And the problem is that now it all starts to make sense to me that Jeanenne is always busy doing stuff for Jehovah’s Witnesses. For instance, 400 people volunteered their time to build a new meeting place. I don’t think Jews would do that. We would donate money so that we could have more time to think dark, unsettling thoughts. But the Jehovah’s Witnesses keep busy. And anyway, going door-to-door is a lot of work.
The farmer and I went to visit.
We had to leave after only a short time because we had to pick the kids up from my Ex and I still needed to fight with the farmer about whether or not he can boss me around with my chickens if he won’t let me boss him around with his pigs.
5. Intellectual angst and constant turmoil are so fun and interesting that you won’t miss being content.
My friend came to visit. She is a friend who has been a professional flutist, novelist, gardener, and now I think she’s on her way to professional photography. Here is a random picture she took of the cows and the barn.
Anyway, she has a nose for nuisance, and she took one look at Jeanenne and said, “I can tell she brings a lot of stability to you. It’s good you have her.”

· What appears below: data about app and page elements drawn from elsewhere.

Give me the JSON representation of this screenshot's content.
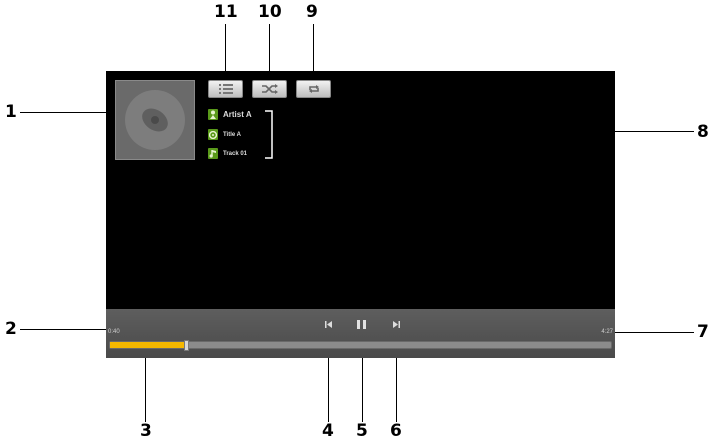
{
  "callouts": {
    "c1": "1",
    "c2": "2",
    "c3": "3",
    "c4": "4",
    "c5": "5",
    "c6": "6",
    "c7": "7",
    "c8": "8",
    "c9": "9",
    "c10": "10",
    "c11": "11"
  },
  "player": {
    "artist": "Artist A",
    "title": "Title A",
    "track": "Track 01",
    "elapsed_time": "0:40",
    "total_time": "4:27",
    "progress_fraction": 0.15
  },
  "colors": {
    "progress_fill": "#f5b800",
    "meta_icon": "#5a9a1a",
    "screen_bg": "#000000"
  },
  "icons": {
    "toolbar": [
      "playlist-icon",
      "shuffle-icon",
      "repeat-icon"
    ],
    "meta": [
      "artist-icon",
      "album-icon",
      "track-icon"
    ],
    "controls": [
      "previous-icon",
      "pause-icon",
      "next-icon"
    ]
  }
}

It’s true, really, that you can SEE stability in Jeanenne. That’s how she is. And she has a stable family and her kids are growing up and being good Jehovah’s Witnesses. And she doesn’t care that they’re not going to college because really, what is college about except challenging everything you already know?

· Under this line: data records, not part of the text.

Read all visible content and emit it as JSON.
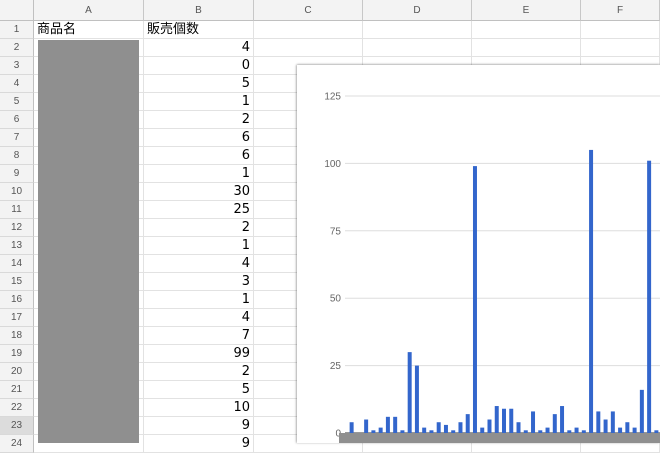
{
  "columns": [
    "A",
    "B",
    "C",
    "D",
    "E",
    "F"
  ],
  "header_row": {
    "product_name": "商品名",
    "sales_count": "販売個数"
  },
  "rows": [
    {
      "n": "1"
    },
    {
      "n": "2",
      "v": "4"
    },
    {
      "n": "3",
      "v": "0"
    },
    {
      "n": "4",
      "v": "5"
    },
    {
      "n": "5",
      "v": "1"
    },
    {
      "n": "6",
      "v": "2"
    },
    {
      "n": "7",
      "v": "6"
    },
    {
      "n": "8",
      "v": "6"
    },
    {
      "n": "9",
      "v": "1"
    },
    {
      "n": "10",
      "v": "30"
    },
    {
      "n": "11",
      "v": "25"
    },
    {
      "n": "12",
      "v": "2"
    },
    {
      "n": "13",
      "v": "1"
    },
    {
      "n": "14",
      "v": "4"
    },
    {
      "n": "15",
      "v": "3"
    },
    {
      "n": "16",
      "v": "1"
    },
    {
      "n": "17",
      "v": "4"
    },
    {
      "n": "18",
      "v": "7"
    },
    {
      "n": "19",
      "v": "99"
    },
    {
      "n": "20",
      "v": "2"
    },
    {
      "n": "21",
      "v": "5"
    },
    {
      "n": "22",
      "v": "10"
    },
    {
      "n": "23",
      "v": "9"
    },
    {
      "n": "24",
      "v": "9"
    }
  ],
  "colors": {
    "bar": "#3366cc",
    "redaction": "#8f8f8f"
  },
  "chart_data": {
    "type": "bar",
    "title": "",
    "xlabel": "",
    "ylabel": "",
    "ylim": [
      0,
      125
    ],
    "yticks": [
      "0",
      "25",
      "50",
      "75",
      "100",
      "125"
    ],
    "grid": true,
    "values": [
      4,
      0,
      5,
      1,
      2,
      6,
      6,
      1,
      30,
      25,
      2,
      1,
      4,
      3,
      1,
      4,
      7,
      99,
      2,
      5,
      10,
      9,
      9,
      4,
      1,
      8,
      1,
      2,
      7,
      10,
      1,
      2,
      1,
      105,
      8,
      5,
      8,
      2,
      4,
      2,
      16,
      101,
      1
    ]
  }
}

This is one of my favorite pictures. It’s my son sitting in a crowd of boys watching my other son play a video game where he kills everyone.

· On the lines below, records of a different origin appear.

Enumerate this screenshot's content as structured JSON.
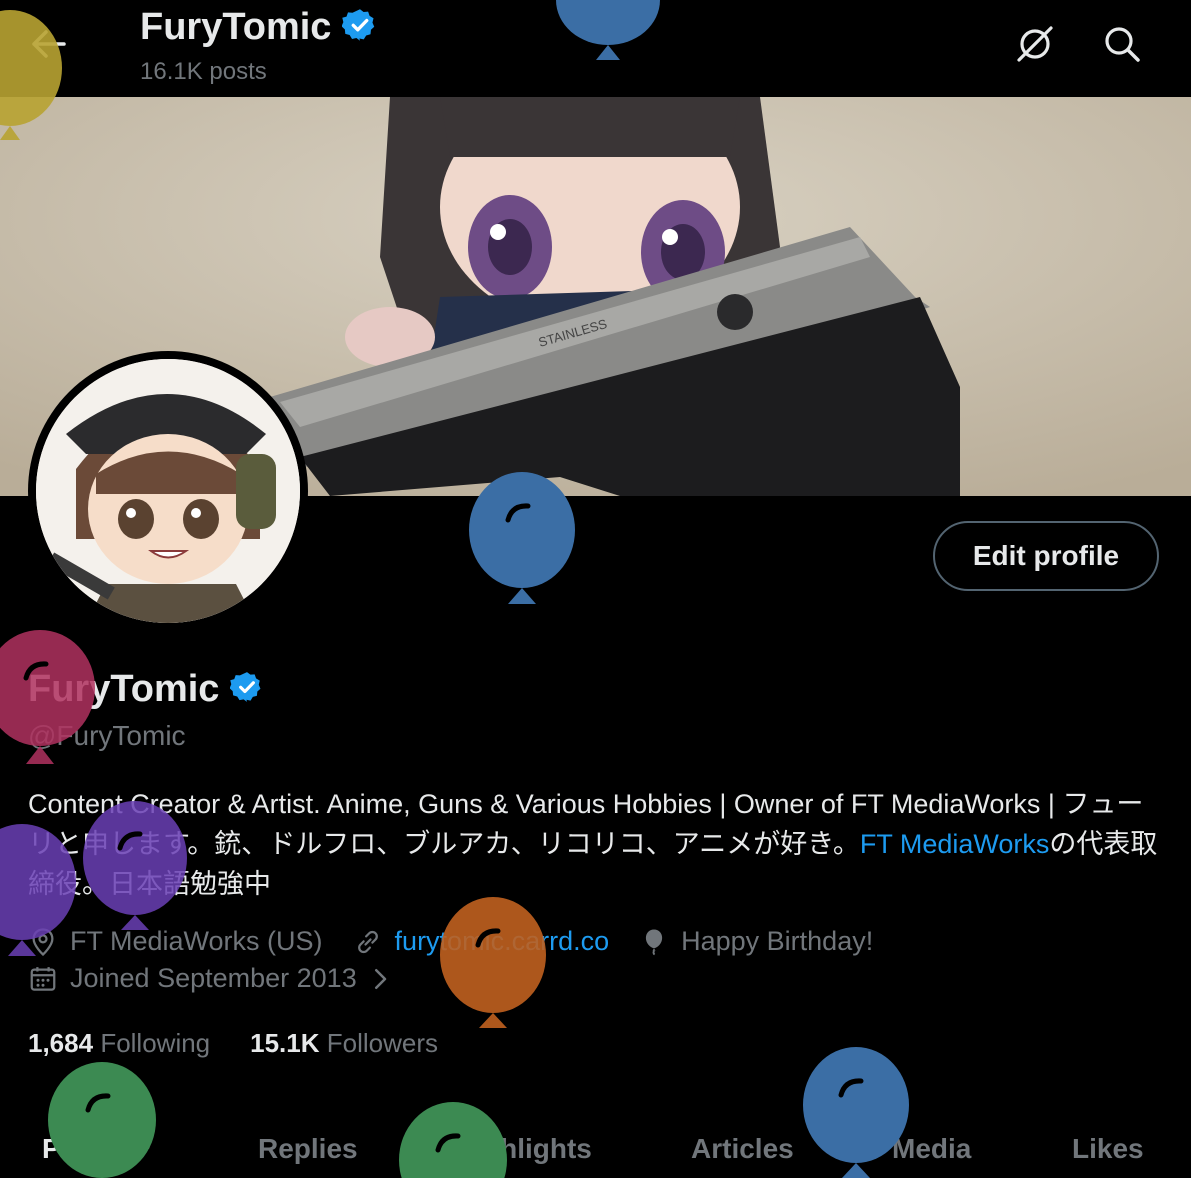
{
  "header": {
    "title": "FuryTomic",
    "posts_count": "16.1K posts"
  },
  "profile": {
    "name": "FuryTomic",
    "handle": "@FuryTomic",
    "edit_button": "Edit profile",
    "bio_part1": "Content Creator & Artist. Anime, Guns & Various Hobbies | Owner of FT MediaWorks | フューリと申します。銃、ドルフロ、ブルアカ、リコリコ、アニメが好き。",
    "bio_mention": "FT MediaWorks",
    "bio_part2": "の代表取締役。日本語勉強中",
    "location": "FT MediaWorks (US)",
    "website": "furytomic.carrd.co",
    "birthday": "Happy Birthday!",
    "joined": "Joined September 2013",
    "following_count": "1,684",
    "following_label": "Following",
    "followers_count": "15.1K",
    "followers_label": "Followers"
  },
  "tabs": [
    {
      "label": "Posts"
    },
    {
      "label": "Replies"
    },
    {
      "label": "Highlights"
    },
    {
      "label": "Articles"
    },
    {
      "label": "Media"
    },
    {
      "label": "Likes"
    }
  ],
  "colors": {
    "accent": "#1d9bf0",
    "verified": "#1d9bf0",
    "balloon_blue": "#3b6ea5",
    "balloon_yellow": "#b8a332",
    "balloon_magenta": "#b0315f",
    "balloon_purple": "#6a3fb5",
    "balloon_orange": "#c0601f",
    "balloon_green": "#3c8a52"
  },
  "icons": {
    "back": "arrow-left-icon",
    "grok": "grok-icon",
    "search": "search-icon",
    "location": "location-pin-icon",
    "link": "link-icon",
    "balloon": "balloon-icon",
    "calendar": "calendar-icon"
  }
}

This is a picture of the life I’m raising my boys to enjoy: a tangled life of misery and conflict, and gatherings to celebrate that. I am not crazy for wanting this. We are officially in the backlash period of the positive psychology movement (I am declaring that period beginning: Now.) As a backlasher myself, I’m convinced that you cannot have both a happy life and an interesting life; you have to choose one. Adam Philips recently made a contribution to this backlash in the Guardian with a review of one of my favorite books, Lord of the Flies, to show that people want interesting lives over happy ones. Tyler Cowen was so far ahead of this curve that he had to disguise his diatribe against happiness as an economic treatise. And I credit him with making me understand that an interesting life is a better goal than a happy one.
The farmer and I wake up very early in the morning. There’s a lot written about why you’ll be happier if you wake up early, but who cares? Because the farmer doesn’t want more happiness —if he did, would he have married me? I’m way too much trouble. The farmer wants to be busy. He put in this wood burning heating system and every day he wakes up early to chop dead trees in our forest.
I wake up early to think. Because I don’t want to be happy. I want idle time to let my mind wander because the unhappy result is so interesting. I watch the sunrise through the smoke, then I sip coffee and stress about what I’m doing with my life. Then Jeanenne comes to remind me that the other side’s always there if I change my mind.